Oil Rallies Ahead of US Supply Data

NEW YORK (DTN) -- New York Mercantile Exchange oil futures ended higher this afternoon after rebounding from a steep Monday sell-off, rallying Tuesday ahead of weekly petroleum inventory data that's expected to detail across-the-board stock draws for crude and products in the United States.

The oil futures' advance was also underpinned by positive economic data and stability in the U.S. equities market. The prospect of further decline for U.S. oil production provided additional support for the oil complex.

"Oil rebounded with the stock market and concern about the expected stock draw at Cushing, Oklahoma, prompted short covering for WTI and gave products a boost, but the stock market is off highs now, so the oil market rally lost momentum towards the end of the session," said analyst Phil Flynn at Price Futures in Chicago.

Flynn added, "If we see a crude stock draw of 1.0 million barrel at Cushing it'll be a sign U.S. production is falling, which is net positive. Also, technical support for WTI is still holding at $44 bbl."

At settlement, NYMEX November WTI crude futures were up 80 cents at $45.23 bbl, off a two-day high of $45.70, while ICE November Brent crude futures added 89 cents to a $48.23 bbl settlement.

NYMEX October ULSD futures climbed 2.04 cents to $1.4976 gallon while November prices increased 2.34 cents to $1.5251 gallon at settlement. NYMEX October RBOB futures added 1.44 cents to $1.3632 gallon while November prices climbed 1.69 cents to $1.3495 gallon at settlement. NYMEX October products futures contracts are set to expire Wednesday.

On Wall Street, most of major U.S. stock indices held on to modest gains this afternoon after losing momentum after an early rally. The dollar index fell to a three-day low.

Traders mulled whether the domestic economy is strong enough to sustain a slowdown in China, with Case-Shiller home price index for 20 major cities up 4.96% year-over-year in July. New York-based Conference Board said its index of consumer confidence rose to 103.0 in September from 101.1 in August, the second highest level since 2008, which bodes well for oil demand.
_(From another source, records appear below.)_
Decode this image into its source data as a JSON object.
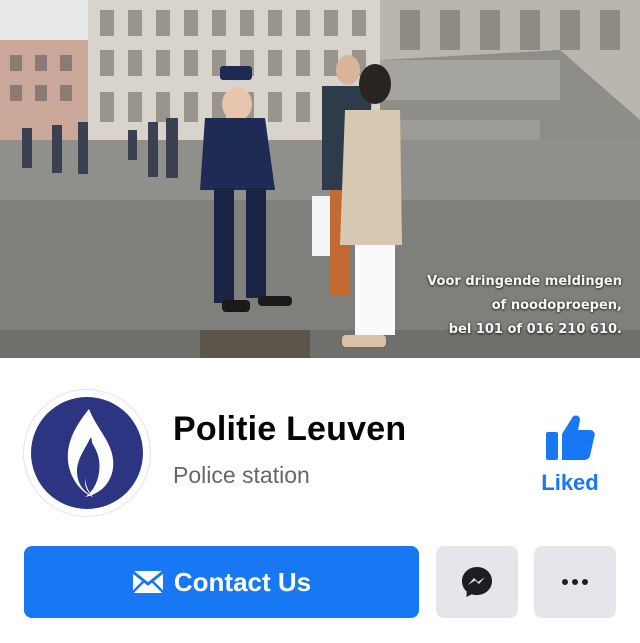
{
  "cover": {
    "caption_lines": [
      "Voor dringende meldingen",
      "of noodoproepen,",
      "bel 101 of 016 210 610."
    ]
  },
  "page": {
    "name": "Politie Leuven",
    "category": "Police station"
  },
  "like_status": {
    "label": "Liked",
    "icon": "thumbs-up-icon",
    "color": "#1877f2"
  },
  "actions": {
    "contact_label": "Contact Us",
    "contact_icon": "envelope-icon",
    "messenger_icon": "messenger-icon",
    "more_icon": "more-dots-icon"
  },
  "colors": {
    "primary": "#1877f2",
    "secondary_button": "#e4e6eb",
    "police_blue": "#2b3582",
    "text_secondary": "#65676b"
  }
}
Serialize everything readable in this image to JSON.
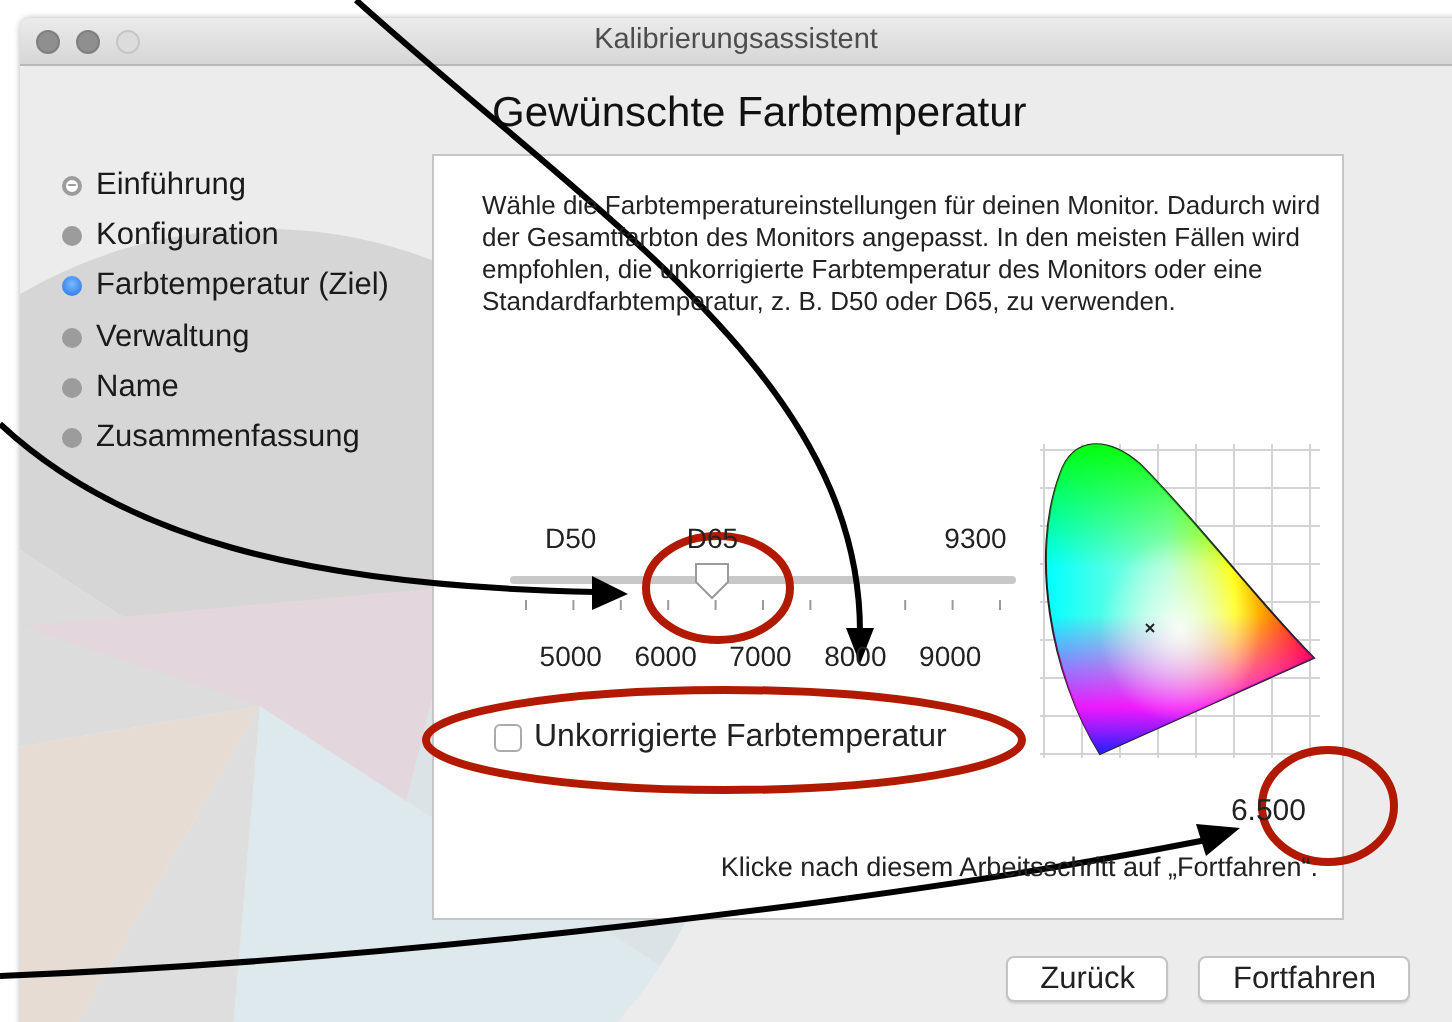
{
  "window": {
    "title": "Kalibrierungsassistent"
  },
  "heading": "Gewünschte Farbtemperatur",
  "steps": [
    {
      "label": "Einführung",
      "selected": false,
      "done": true
    },
    {
      "label": "Konfiguration",
      "selected": false,
      "done": false
    },
    {
      "label": "Farbtemperatur (Ziel)",
      "selected": true,
      "done": false
    },
    {
      "label": "Verwaltung",
      "selected": false,
      "done": false
    },
    {
      "label": "Name",
      "selected": false,
      "done": false
    },
    {
      "label": "Zusammenfassung",
      "selected": false,
      "done": false
    }
  ],
  "description": "Wähle die Farbtemperatureinstellungen für deinen Monitor. Dadurch wird der Gesamtfarbton des Monitors angepasst. In den meisten Fällen wird empfohlen, die unkorrigierte Farbtemperatur des Monitors oder eine Standardfarbtemperatur, z. B. D50 oder D65, zu verwenden.",
  "slider": {
    "top_labels": [
      "D50",
      "D65",
      "9300"
    ],
    "scale_labels": [
      "5000",
      "6000",
      "7000",
      "8000",
      "9000"
    ],
    "level": 0.4
  },
  "checkbox": {
    "label": "Unkorrigierte Farbtemperatur",
    "checked": false
  },
  "value": "6.500",
  "hint": "Klicke nach diesem Arbeitsschritt auf „Fortfahren“.",
  "buttons": [
    "Zurück",
    "Fortfahren"
  ]
}
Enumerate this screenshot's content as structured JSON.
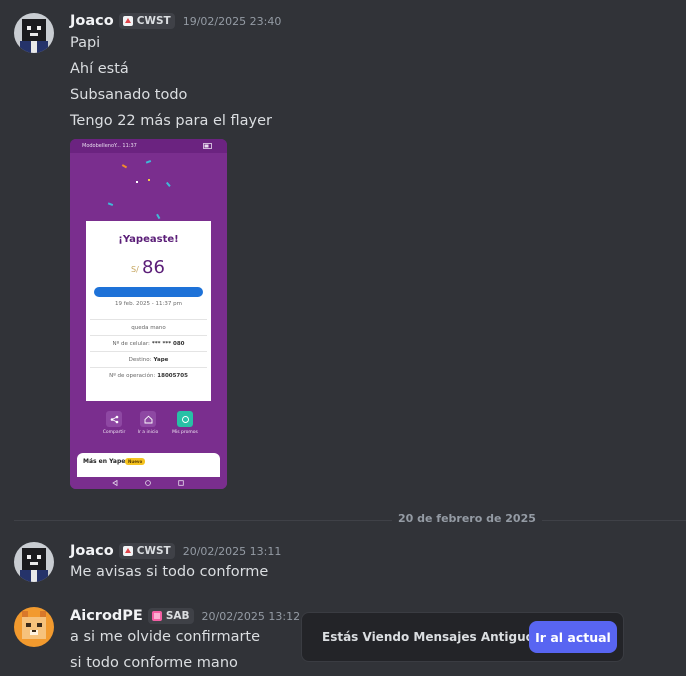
{
  "messages": [
    {
      "author": "Joaco",
      "tag": "CWST",
      "timestamp": "19/02/2025 23:40",
      "lines": [
        "Papi",
        "Ahí está",
        "Subsanado todo",
        "Tengo 22 más para el flayer"
      ]
    },
    {
      "author": "Joaco",
      "tag": "CWST",
      "timestamp": "20/02/2025 13:11",
      "lines": [
        "Me avisas si todo conforme"
      ]
    },
    {
      "author": "AicrodPE",
      "tag": "SAB",
      "timestamp": "20/02/2025 13:12",
      "lines": [
        "a si me olvide confirmarte",
        "si todo conforme mano"
      ]
    }
  ],
  "attachment": {
    "status_left": "ModobelIenoY... 11:37",
    "title": "¡Yapeaste!",
    "currency": "S/",
    "amount": "86",
    "datetime": "19 feb. 2025 - 11:37 pm",
    "rows": [
      {
        "label": "queda mano",
        "value": ""
      },
      {
        "label": "Nº de celular:",
        "value": "*** *** 080"
      },
      {
        "label": "Destino:",
        "value": "Yape"
      },
      {
        "label": "Nº de operación:",
        "value": "18005705"
      }
    ],
    "actions": [
      "Compartir",
      "Ir a inicio",
      "Mis promos"
    ],
    "more_title": "Más en Yape",
    "more_badge": "Nuevo"
  },
  "divider_label": "20 de febrero de 2025",
  "banner": {
    "text": "Estás Viendo Mensajes Antiguos",
    "button": "Ir al actual"
  },
  "colors": {
    "background": "#313338",
    "accent": "#5865f2",
    "yape_purple": "#7a2e8e"
  }
}
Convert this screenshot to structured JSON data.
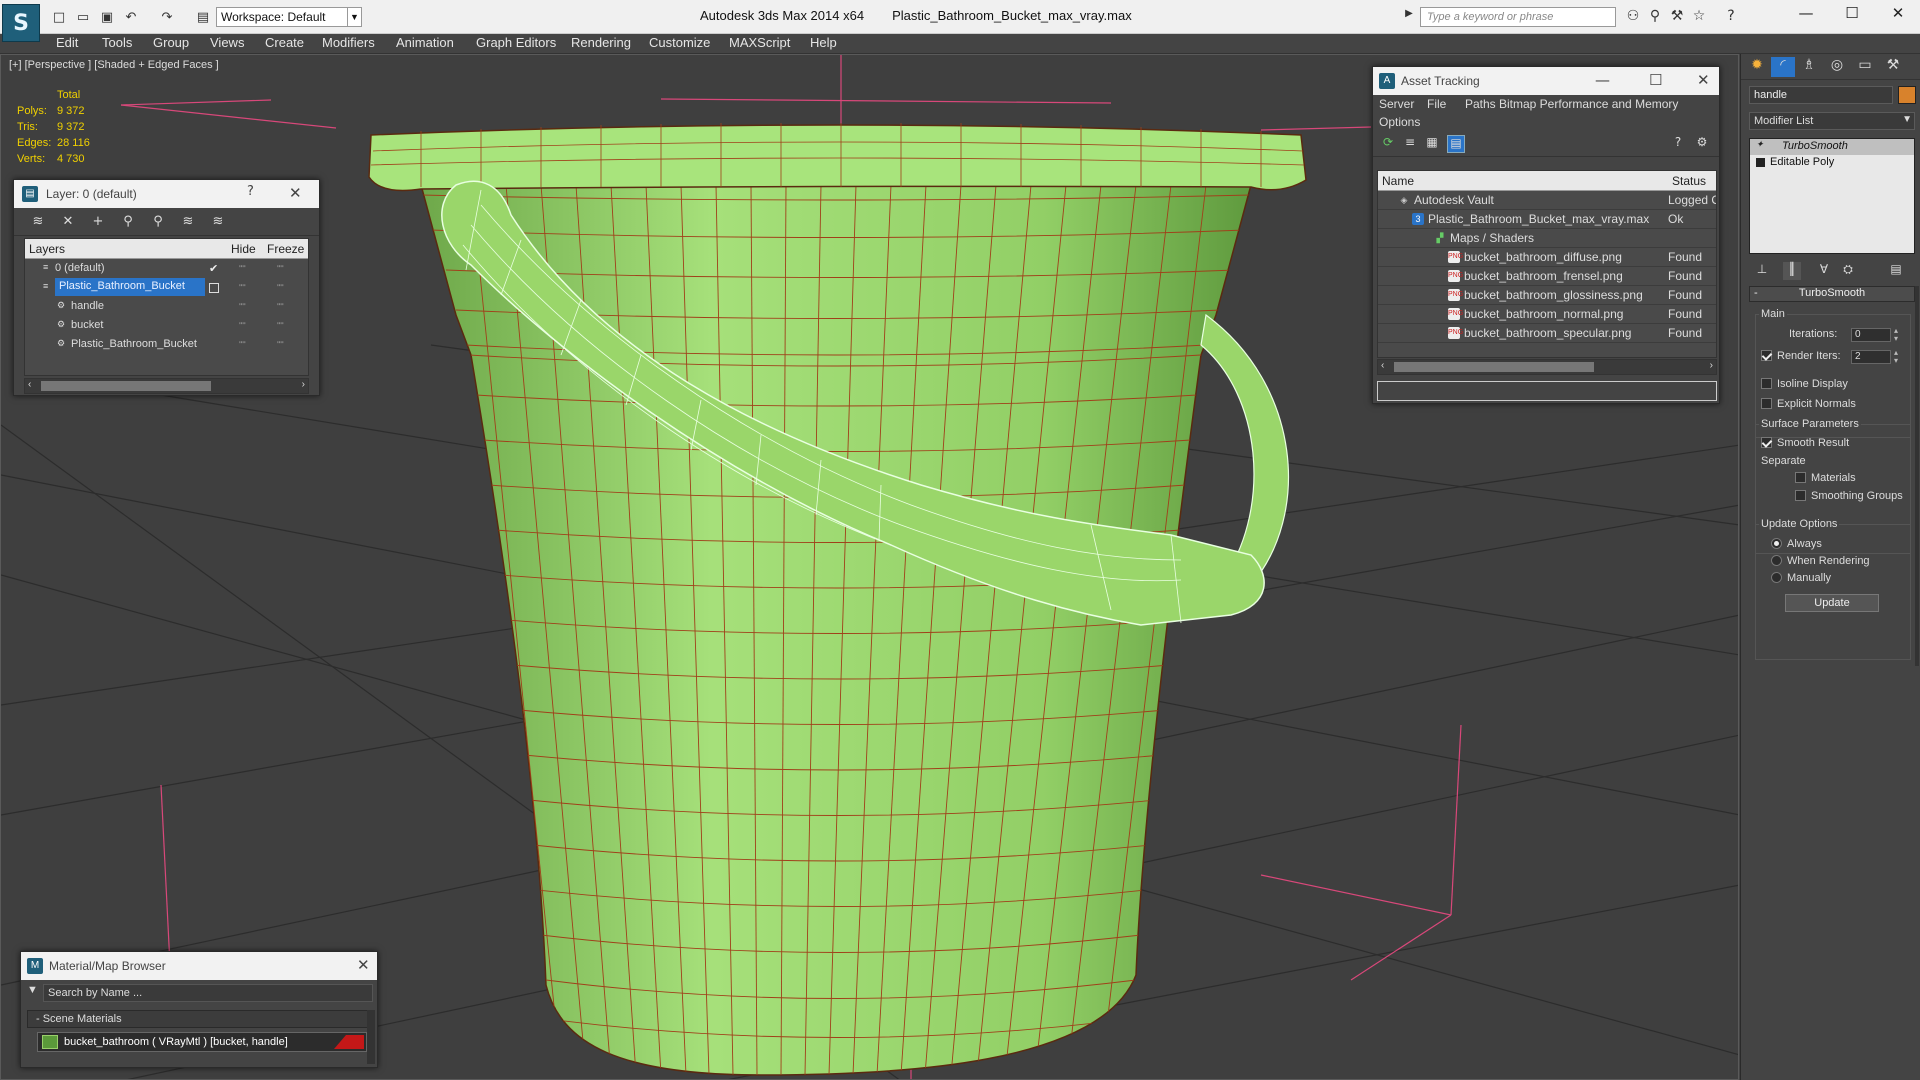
{
  "window": {
    "app_title": "Autodesk 3ds Max  2014 x64",
    "file_title": "Plastic_Bathroom_Bucket_max_vray.max",
    "workspace": "Workspace: Default",
    "search_placeholder": "Type a keyword or phrase"
  },
  "menu": [
    "Edit",
    "Tools",
    "Group",
    "Views",
    "Create",
    "Modifiers",
    "Animation",
    "Graph Editors",
    "Rendering",
    "Customize",
    "MAXScript",
    "Help"
  ],
  "viewport": {
    "label": "[+] [Perspective ] [Shaded + Edged Faces ]",
    "stats_header": "Total",
    "stats": [
      {
        "label": "Polys:",
        "value": "9 372"
      },
      {
        "label": "Tris:",
        "value": "9 372"
      },
      {
        "label": "Edges:",
        "value": "28 116"
      },
      {
        "label": "Verts:",
        "value": "4 730"
      }
    ]
  },
  "layer_panel": {
    "title": "Layer: 0 (default)",
    "help": "?",
    "close": "✕",
    "columns": [
      "Layers",
      "Hide",
      "Freeze"
    ],
    "rows": [
      {
        "name": "0 (default)",
        "indent": 0,
        "active": true,
        "selected": false
      },
      {
        "name": "Plastic_Bathroom_Bucket",
        "indent": 0,
        "active": false,
        "selected": true
      },
      {
        "name": "handle",
        "indent": 1,
        "active": false,
        "selected": false
      },
      {
        "name": "bucket",
        "indent": 1,
        "active": false,
        "selected": false
      },
      {
        "name": "Plastic_Bathroom_Bucket",
        "indent": 1,
        "active": false,
        "selected": false
      }
    ]
  },
  "asset_panel": {
    "title": "Asset Tracking",
    "menus": [
      "Server",
      "File",
      "Paths",
      "Bitmap Performance and Memory",
      "Options"
    ],
    "columns": [
      "Name",
      "Status"
    ],
    "rows": [
      {
        "name": "Autodesk Vault",
        "status": "Logged O",
        "indent": 1,
        "icon": "vault"
      },
      {
        "name": "Plastic_Bathroom_Bucket_max_vray.max",
        "status": "Ok",
        "indent": 2,
        "icon": "max"
      },
      {
        "name": "Maps / Shaders",
        "status": "",
        "indent": 3,
        "icon": "folder"
      },
      {
        "name": "bucket_bathroom_diffuse.png",
        "status": "Found",
        "indent": 4,
        "icon": "png"
      },
      {
        "name": "bucket_bathroom_frensel.png",
        "status": "Found",
        "indent": 4,
        "icon": "png"
      },
      {
        "name": "bucket_bathroom_glossiness.png",
        "status": "Found",
        "indent": 4,
        "icon": "png"
      },
      {
        "name": "bucket_bathroom_normal.png",
        "status": "Found",
        "indent": 4,
        "icon": "png"
      },
      {
        "name": "bucket_bathroom_specular.png",
        "status": "Found",
        "indent": 4,
        "icon": "png"
      }
    ]
  },
  "material_browser": {
    "title": "Material/Map Browser",
    "search_placeholder": "Search by Name ...",
    "group": "- Scene Materials",
    "item": "bucket_bathroom  ( VRayMtl )  [bucket, handle]"
  },
  "command_panel": {
    "object_name": "handle",
    "object_color": "#d8822c",
    "modifier_list": "Modifier List",
    "stack": [
      "TurboSmooth",
      "Editable Poly"
    ],
    "rollout": "TurboSmooth",
    "main_label": "Main",
    "iterations_label": "Iterations:",
    "iterations_value": "0",
    "render_iters_label": "Render Iters:",
    "render_iters_value": "2",
    "render_iters_checked": true,
    "isoline_label": "Isoline Display",
    "isoline_checked": false,
    "explicit_normals_label": "Explicit Normals",
    "explicit_normals_checked": false,
    "surface_params_label": "Surface Parameters",
    "smooth_result_label": "Smooth Result",
    "smooth_result_checked": true,
    "separate_label": "Separate",
    "materials_label": "Materials",
    "materials_checked": false,
    "smoothing_groups_label": "Smoothing Groups",
    "smoothing_groups_checked": false,
    "update_options_label": "Update Options",
    "always_label": "Always",
    "when_rendering_label": "When Rendering",
    "manually_label": "Manually",
    "update_selected": "Always",
    "update_button": "Update"
  },
  "colors": {
    "bucket_green": "#9ad66a",
    "wire_red": "#a0401a",
    "selection_blue": "#2a74c8",
    "stats_yellow": "#f0d000"
  }
}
Earlier, the European Commission said Eurozone economic sentiment index rose to 105.6 in September, the highest since June 2011, from a revised 104.1 for August. The increase came despite concerns about China woes and slow global growth.

The main focus is oil market fundamentals. There's mounting evidence U.S. production is falling, which could work to tighten the supply and demand balance. Deutsche Bank estimated that non-OPEC production growth could reverse from expansion to contraction in 2016 for the first time since 2008.

Short term, a survey by Schneider Electric estimates a 200,000 bbl draw in crude stocks for the week-ended Sept. 25, with distillate stocks seen down 700,000 bbl while gasoline stocks are seen to have decreased by 500,000 bbl.

The American Petroleum Institute is set to release its weekly data at 3:30 p.m. CDT followed by the Energy Information Administration's data due at 9:30 a.m. CDT Wednesday.

Research firm Genscape on Monday estimated a drawdown of 1.0 million bbl from the Cushing, Oklahoma, supply hub that serves as the NYMEX delivery point for West Texas Intermediate.

George Orwel can be reached at george.orwel@telventdtn.com

(BAS)